++++ Task data
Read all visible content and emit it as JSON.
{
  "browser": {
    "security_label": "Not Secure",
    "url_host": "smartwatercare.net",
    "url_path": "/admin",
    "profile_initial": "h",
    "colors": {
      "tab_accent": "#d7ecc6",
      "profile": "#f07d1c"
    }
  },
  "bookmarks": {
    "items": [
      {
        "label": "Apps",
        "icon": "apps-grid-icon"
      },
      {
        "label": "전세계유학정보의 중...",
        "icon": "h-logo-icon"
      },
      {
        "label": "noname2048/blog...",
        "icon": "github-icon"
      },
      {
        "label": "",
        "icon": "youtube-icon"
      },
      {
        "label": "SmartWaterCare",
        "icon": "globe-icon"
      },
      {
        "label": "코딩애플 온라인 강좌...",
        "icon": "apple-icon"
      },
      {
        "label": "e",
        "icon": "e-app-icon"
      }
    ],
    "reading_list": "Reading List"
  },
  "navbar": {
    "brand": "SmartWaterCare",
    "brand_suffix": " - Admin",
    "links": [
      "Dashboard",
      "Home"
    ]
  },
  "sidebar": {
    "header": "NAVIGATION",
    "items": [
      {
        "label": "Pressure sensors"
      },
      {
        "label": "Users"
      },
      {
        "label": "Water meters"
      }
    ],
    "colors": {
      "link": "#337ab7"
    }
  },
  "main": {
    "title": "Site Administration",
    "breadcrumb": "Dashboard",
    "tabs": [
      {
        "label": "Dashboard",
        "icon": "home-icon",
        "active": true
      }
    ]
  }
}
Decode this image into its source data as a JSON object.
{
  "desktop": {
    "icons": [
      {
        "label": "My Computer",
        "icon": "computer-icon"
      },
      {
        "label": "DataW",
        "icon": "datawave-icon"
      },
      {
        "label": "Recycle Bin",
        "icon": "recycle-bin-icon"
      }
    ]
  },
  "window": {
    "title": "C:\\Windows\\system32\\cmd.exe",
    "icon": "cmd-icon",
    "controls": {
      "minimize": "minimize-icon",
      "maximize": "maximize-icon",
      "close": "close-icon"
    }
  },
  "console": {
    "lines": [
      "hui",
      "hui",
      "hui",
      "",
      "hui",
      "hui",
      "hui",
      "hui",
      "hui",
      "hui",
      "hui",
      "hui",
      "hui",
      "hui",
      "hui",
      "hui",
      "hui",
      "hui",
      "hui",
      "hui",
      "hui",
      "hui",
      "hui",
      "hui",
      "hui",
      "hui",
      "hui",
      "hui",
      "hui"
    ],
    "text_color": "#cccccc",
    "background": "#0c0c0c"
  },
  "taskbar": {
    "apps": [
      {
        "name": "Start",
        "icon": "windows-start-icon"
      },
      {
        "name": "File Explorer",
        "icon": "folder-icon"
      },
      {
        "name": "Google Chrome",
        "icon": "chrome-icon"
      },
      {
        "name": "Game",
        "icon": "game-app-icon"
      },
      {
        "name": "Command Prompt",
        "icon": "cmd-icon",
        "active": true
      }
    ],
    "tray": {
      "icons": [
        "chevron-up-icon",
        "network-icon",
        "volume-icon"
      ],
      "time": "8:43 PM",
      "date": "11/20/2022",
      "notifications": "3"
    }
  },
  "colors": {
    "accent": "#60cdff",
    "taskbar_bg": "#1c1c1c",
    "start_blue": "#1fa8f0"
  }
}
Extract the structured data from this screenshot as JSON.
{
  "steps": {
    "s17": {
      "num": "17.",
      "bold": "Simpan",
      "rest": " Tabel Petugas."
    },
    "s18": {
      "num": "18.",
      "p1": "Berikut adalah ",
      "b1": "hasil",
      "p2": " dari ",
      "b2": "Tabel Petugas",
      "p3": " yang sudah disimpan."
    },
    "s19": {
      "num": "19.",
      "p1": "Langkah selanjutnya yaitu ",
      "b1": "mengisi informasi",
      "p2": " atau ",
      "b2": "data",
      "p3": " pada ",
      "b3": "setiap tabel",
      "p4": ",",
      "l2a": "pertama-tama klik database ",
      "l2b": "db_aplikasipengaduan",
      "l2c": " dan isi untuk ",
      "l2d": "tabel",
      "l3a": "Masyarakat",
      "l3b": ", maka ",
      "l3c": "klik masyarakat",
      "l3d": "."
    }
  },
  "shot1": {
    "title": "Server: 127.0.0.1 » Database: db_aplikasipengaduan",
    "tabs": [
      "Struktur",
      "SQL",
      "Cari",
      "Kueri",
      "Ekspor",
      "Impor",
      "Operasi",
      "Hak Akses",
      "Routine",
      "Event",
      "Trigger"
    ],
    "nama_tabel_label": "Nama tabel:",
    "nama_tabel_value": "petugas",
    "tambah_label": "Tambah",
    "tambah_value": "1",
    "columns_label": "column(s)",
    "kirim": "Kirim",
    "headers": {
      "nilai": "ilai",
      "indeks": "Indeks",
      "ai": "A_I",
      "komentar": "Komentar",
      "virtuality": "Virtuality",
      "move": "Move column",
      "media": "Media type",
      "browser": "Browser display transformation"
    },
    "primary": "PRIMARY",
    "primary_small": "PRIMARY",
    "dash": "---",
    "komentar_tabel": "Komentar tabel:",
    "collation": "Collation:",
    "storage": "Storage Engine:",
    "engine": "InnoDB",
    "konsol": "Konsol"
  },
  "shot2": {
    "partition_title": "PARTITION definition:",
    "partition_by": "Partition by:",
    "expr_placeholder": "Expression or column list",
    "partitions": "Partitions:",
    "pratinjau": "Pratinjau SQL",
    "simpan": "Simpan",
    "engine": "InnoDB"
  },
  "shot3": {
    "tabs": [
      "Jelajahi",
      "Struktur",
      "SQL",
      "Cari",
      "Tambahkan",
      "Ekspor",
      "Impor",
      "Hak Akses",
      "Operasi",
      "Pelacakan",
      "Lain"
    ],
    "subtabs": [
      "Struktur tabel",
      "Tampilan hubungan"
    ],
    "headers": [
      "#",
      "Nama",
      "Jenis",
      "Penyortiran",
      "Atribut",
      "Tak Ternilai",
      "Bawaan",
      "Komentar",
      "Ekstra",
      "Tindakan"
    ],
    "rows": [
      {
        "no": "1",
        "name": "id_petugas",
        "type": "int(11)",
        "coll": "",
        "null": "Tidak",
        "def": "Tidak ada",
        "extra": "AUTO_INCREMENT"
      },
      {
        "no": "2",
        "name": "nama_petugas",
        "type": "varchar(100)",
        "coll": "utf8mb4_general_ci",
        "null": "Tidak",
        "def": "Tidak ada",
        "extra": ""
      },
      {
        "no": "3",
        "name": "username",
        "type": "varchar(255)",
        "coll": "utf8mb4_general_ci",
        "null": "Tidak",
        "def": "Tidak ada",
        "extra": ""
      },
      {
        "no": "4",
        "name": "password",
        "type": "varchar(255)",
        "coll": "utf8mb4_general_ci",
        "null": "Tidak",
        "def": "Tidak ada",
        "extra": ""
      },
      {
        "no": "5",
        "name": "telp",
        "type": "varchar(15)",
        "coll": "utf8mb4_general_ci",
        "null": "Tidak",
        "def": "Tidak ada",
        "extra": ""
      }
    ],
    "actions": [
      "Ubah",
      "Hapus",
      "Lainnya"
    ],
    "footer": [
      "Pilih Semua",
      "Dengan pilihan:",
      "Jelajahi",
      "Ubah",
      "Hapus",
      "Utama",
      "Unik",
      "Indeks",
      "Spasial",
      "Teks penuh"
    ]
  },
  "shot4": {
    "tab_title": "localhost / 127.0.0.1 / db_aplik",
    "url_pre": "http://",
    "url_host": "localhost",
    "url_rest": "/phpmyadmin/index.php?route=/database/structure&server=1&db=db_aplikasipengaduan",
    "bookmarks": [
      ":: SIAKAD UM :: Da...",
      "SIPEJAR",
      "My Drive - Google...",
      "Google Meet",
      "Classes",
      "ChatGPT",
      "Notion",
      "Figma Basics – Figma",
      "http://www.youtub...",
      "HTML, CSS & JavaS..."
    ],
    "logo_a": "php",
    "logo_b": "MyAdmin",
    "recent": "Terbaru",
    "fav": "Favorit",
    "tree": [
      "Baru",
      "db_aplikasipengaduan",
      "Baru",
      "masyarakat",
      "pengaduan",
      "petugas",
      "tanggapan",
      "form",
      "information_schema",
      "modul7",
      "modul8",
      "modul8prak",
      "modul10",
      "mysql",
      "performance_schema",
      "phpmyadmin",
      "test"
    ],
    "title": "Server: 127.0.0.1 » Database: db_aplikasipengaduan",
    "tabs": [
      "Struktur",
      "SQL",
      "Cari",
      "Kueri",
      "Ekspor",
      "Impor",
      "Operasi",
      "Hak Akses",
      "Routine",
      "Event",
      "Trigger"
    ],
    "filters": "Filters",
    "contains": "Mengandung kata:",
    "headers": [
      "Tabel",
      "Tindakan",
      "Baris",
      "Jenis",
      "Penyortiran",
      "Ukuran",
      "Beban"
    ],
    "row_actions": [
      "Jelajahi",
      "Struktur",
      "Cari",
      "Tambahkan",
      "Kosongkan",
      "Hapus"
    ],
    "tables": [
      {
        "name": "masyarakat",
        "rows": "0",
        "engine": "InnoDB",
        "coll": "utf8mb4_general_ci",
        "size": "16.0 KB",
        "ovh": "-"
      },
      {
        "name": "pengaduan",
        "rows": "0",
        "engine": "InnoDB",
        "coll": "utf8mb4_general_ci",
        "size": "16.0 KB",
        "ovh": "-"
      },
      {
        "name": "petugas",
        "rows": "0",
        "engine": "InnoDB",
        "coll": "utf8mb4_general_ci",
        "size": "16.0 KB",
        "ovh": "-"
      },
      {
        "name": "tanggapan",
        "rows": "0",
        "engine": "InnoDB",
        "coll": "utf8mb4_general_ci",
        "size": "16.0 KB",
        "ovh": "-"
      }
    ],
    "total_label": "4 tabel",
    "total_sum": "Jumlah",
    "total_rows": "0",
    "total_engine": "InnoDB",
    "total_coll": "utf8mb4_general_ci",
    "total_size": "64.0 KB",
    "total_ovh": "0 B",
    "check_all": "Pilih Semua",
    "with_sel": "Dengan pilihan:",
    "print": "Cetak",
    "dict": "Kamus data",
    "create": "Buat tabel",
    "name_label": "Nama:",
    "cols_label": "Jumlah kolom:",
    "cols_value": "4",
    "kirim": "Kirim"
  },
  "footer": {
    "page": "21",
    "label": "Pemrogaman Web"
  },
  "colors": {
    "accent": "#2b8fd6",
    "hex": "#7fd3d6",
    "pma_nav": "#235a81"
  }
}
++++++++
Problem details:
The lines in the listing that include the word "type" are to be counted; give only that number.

Exercise answer:
6